A recent and fascinating economics article in the New York Times showed how cutting the budget doesn’t even necessarily help the economy, but instead has potential to harm it. Boehner’s assertion that Obama’s addition of more federal jobs has cost the economy is not only falsely overblown (from 58,000 to 200,000 jobs added), but is fairly meaningless when one considers that state and local governments have severed 405,000 jobs recently. If you want a full picture of how austerity isn’t necessarily better than stimulus, read the article! I can’t put it as eloquently as David Leonhardt can.

My real disagreements with these deep cuts into the budget are more humanitarian in nature though. Many of the cuts being made into the budget are taking away funding for important programs such as Planned Parenthood, which is at risk of losing all funding, and a number of humanitarian community action agencies are losing funding too. To me, it seems obvious that the newly elected Republicans aren’t just trying to cut spending (in Washington and elsewhere), they’re actively seeking to advance their own political ideals under the guise of budget cutting. I see similar things happening in Wisconsin, Ohio, and Indiana, where newly elected Republican lawmakers are cutting into union rights while waving the banner of saving the states from a budget crisis.

While it may save the government some money to cut funding to organizations like Planned Parenthood, one can hardly say that the funding to this group and money given to community agencies across the country are colossal sums. So many lawmakers have become either misguided or over-political (big surprise there) in their choices of cuts. Instead of focusing more on areas where spending has become truly excessive and bloated (cough, defense, cough), most Republicans have chosen to hack away at social programs and programs intended to support those in greatest need. To add insult to injury, those in the top brackets of wealth in America are still getting breaks on their taxes.

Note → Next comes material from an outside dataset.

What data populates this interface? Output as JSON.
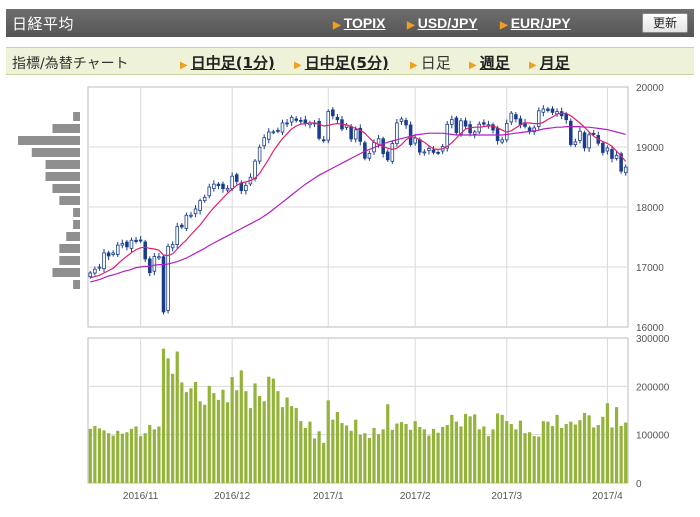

Why is this happening? Here’s my theory: Besides cutting the budget down to size, a goal Republicans set ages ago, GOP lawmakers have jumped on an opportunity to advance their own partisan goals. By hacking away the funding for groups like Planned Parenthood or the community programs I mentioned (not to mention other programs in need), Republicans have leveled their cannons against programs that they, and more importantly, their constituents and monetary contributors, object to. This is more than an attempt to save money, it’s an effort to use this crisis as a way to advance the GOP cause and to secure the monetary and voter support that politicians so desperately crave, regardless of the toll it exacts on the human beings behind the numbers.

Leave a comment

Filed under Politics & Power